What constitutes high or low values is a little tricky but, overall, the market is clearly pricing in better growth this year than guidance from this earnings season would suggest. Management teams could simply be “sandbagging,” as we have seen in the past, to increase the potential for future surprises or to head off a sharp correction in the near term.
One of the ways we think about valuations is by comparing earnings, sales or cash flow to a stock’s price. The P/E (Price to Earnings) ratio does this by dividing the price of a stock by its earnings (profits) per share. While there isn’t a clear benchmark for what makes a P/E ratio good or bad, slow growing stocks tend to have low P/E ratios and fast growing stocks tend to have high ratios.
The P/E ratios become a little more meaningful when we look at where they are today compared to where they have been in the past. The indicator can further be improved by looking at P/E ratios on average. The average P/E for the S&P 500 will be less affected by outliers than the P/E for an individual stock. In the next chart, you can see the average P/E for the S&P 500 today compared to actual levels over the last 100 years.
Compared to recent history, the average P/E is a little high this year. But is it too high? A lot depends on actual growth. If growth accelerates then the multiple can remain high, and so can stock prices. History has actually shown the P/E ratio to be a fairly poor predictor for stock market crashes, but there have been attempts to improve this ratio that have been successful to a certain extent.
A modified version of this analysis, created by 2013 Nobel Prize winner Robert Shiller, includes a 10-year look-back period and adjustments for inflation to try to overcome some of the P/E ratio’s problems. You can see an example of his modified version, called the CAPE ratio, below.
Theoretically, we agree that the CAPE ratio should do a better job of identifying periods when the stock market is overvalued. Fortunately, there is good historical data that can be used to see how well this indicator has worked in the past, but the end result is not very good.
Yes, years when the CAPE ratio is above 20 have (on average) had lower returns than years with a CAPE ratio in the single digits, but the correlation is very weak. Avoiding periods with high CAPE ratios would have cost long-term investors 27% in the S&P over the last year. Of course, even Shiller himself has said that the CAPE ratio should not be used to predict the market, suggesting that it should simply help investors think about when they are accumulating stock more or less aggressively.

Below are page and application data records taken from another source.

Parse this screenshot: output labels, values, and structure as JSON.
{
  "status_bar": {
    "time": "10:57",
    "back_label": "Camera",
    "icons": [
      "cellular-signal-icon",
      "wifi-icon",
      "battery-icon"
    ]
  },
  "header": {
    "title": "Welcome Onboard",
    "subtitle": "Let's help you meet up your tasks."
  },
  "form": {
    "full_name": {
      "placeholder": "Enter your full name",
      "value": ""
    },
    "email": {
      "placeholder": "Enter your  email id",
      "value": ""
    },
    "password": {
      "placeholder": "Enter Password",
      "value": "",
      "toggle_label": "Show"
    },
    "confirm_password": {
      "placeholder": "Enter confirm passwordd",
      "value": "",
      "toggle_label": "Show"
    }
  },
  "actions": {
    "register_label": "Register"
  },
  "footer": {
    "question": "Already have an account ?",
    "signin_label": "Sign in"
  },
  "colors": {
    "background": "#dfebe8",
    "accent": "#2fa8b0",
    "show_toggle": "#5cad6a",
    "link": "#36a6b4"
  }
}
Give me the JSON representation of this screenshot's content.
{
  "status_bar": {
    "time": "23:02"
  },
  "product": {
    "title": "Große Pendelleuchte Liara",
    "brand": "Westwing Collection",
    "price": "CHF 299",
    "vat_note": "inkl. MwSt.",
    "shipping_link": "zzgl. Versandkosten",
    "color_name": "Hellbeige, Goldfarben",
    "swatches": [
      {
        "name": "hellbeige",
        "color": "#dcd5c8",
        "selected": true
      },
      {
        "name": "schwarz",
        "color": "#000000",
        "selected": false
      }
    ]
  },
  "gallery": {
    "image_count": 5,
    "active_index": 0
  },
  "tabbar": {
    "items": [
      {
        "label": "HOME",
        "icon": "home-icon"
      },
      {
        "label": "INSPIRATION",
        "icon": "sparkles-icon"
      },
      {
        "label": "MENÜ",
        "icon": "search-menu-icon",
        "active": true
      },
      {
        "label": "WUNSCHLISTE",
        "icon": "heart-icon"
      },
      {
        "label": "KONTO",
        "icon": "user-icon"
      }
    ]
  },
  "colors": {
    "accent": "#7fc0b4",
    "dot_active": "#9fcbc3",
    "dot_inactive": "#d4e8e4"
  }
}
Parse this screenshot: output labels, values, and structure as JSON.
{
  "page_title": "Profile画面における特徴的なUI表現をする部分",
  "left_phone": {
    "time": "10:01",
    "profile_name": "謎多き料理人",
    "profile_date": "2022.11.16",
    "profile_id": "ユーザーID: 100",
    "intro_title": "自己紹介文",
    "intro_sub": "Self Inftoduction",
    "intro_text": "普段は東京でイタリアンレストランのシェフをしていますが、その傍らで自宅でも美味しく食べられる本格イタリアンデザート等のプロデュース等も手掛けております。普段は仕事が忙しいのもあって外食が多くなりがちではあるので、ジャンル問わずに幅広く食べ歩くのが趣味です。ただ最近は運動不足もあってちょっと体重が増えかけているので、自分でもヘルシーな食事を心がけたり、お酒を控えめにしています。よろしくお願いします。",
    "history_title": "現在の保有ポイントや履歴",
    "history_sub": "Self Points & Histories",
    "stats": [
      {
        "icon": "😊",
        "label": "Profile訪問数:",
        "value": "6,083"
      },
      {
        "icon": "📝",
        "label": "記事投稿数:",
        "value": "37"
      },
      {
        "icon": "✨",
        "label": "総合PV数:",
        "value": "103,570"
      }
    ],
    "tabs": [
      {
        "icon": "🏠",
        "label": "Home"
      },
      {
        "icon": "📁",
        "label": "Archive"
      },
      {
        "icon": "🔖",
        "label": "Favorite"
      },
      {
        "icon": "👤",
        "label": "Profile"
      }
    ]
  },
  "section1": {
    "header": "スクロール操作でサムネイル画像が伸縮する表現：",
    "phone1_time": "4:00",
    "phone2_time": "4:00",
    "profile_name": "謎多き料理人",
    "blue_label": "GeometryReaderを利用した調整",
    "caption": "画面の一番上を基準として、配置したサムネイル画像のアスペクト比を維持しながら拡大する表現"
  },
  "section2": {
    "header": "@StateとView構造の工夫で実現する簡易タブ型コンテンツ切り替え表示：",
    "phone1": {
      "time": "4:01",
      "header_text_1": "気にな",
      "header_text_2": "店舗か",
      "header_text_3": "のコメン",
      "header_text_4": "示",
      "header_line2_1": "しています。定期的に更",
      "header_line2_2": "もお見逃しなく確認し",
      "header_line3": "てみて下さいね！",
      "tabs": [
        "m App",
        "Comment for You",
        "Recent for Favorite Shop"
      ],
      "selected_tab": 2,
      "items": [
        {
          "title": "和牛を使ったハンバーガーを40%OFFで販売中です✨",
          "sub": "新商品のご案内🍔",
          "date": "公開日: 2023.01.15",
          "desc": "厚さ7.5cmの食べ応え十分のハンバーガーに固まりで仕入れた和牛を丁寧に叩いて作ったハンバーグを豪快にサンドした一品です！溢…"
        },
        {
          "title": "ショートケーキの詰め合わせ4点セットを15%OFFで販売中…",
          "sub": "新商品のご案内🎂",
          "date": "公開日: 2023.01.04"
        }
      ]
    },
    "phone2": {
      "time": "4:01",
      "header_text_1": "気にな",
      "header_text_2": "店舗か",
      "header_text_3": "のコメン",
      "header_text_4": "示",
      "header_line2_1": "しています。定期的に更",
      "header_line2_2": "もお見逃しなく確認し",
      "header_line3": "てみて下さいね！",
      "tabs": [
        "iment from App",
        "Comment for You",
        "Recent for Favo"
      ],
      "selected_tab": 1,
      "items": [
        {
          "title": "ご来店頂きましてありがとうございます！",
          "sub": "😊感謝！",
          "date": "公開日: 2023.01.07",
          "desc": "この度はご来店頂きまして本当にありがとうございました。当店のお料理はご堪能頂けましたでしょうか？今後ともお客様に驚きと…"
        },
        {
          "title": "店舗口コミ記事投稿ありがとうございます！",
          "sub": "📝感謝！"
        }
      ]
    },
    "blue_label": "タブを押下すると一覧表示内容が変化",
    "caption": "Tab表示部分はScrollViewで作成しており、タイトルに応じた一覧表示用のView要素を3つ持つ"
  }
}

Investors should think about valuation multiples as a way to decide how long they are rather than as just a binary in-or-out signal. The trend can be persistent for a long period of time. High valuations do tend to lead to extra volatility on average, but not necessarily to bear markets. Those kinds of market conditions are good for option traders who want to be more strategic about how they allocate their assets during a period of high volatility.